Regardless of your views of justification and intent: whatever rage you're feeling toward the perpetrator of this Boston attack, that's the rage in sustained form that people across the world feel toward the US for killing innocent people in their countries. Whatever sadness you feel for yesterday's victims, the same level of sadness is warranted for the innocent people whose lives are ended by American bombs. However profound a loss you recognize the parents and family members of these victims to have suffered, that's the same loss experienced by victims of US violence. It's natural that it won't be felt as intensely when the victims are far away and mostly invisible, but applying these reactions to those acts of US aggression would go a long way toward better understanding what they are and the outcomes they generate.
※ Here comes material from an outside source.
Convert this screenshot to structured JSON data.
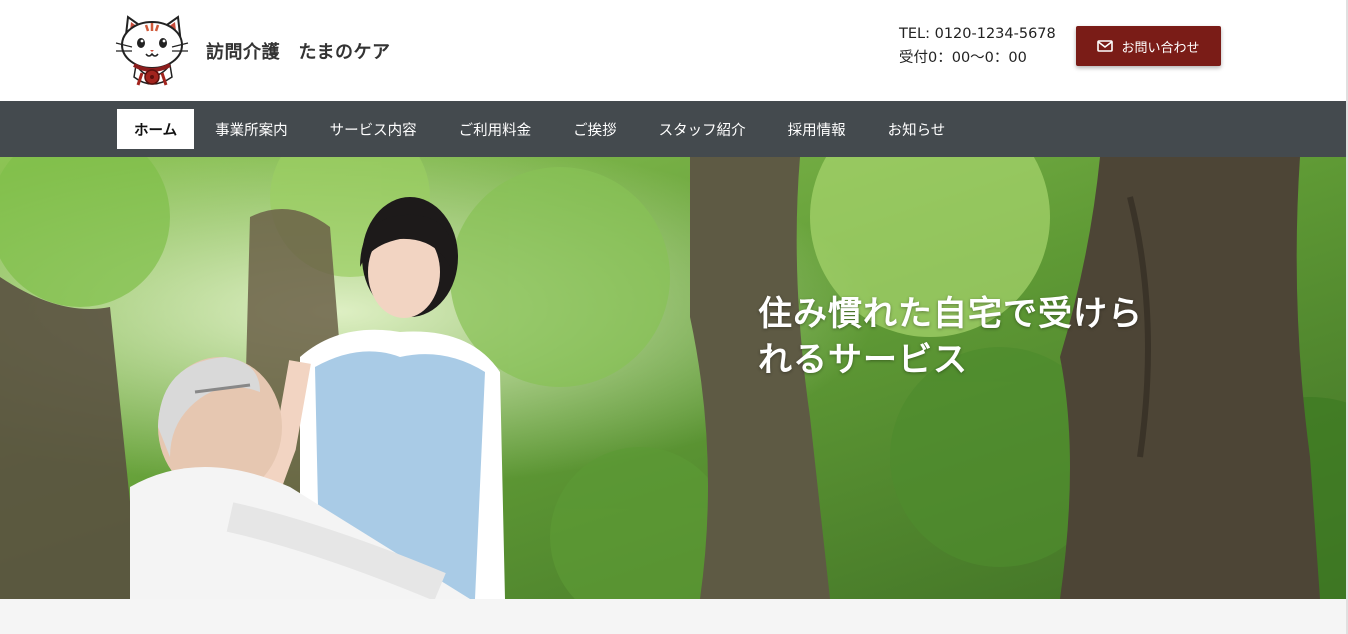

In his blog on Tuesday, Future of Freedom Foundation president Jacob Hornberger speculated on the possibility that the bombing in Boston might be another example of "blowback," a term coined by the Central Intelligence Agency in the 1950's to describe retaliations against Americans for the agency's covert operations carried out in other countries. Wrote Hornberger:
While it's still undetermined as to who committed the Boston Marathon bombings and why, at the top of the list of suspects has got to be people who are retaliating for what the U.S. national-security state has been doing and continues to do to people in foreign countries, including the drone assassinations, the 12-year occupation of Afghanistan, the sanctions against Iran, and the support of brutal Middle East dictatorships.
Photo of Ayatollah Ali Khamenei: AP Images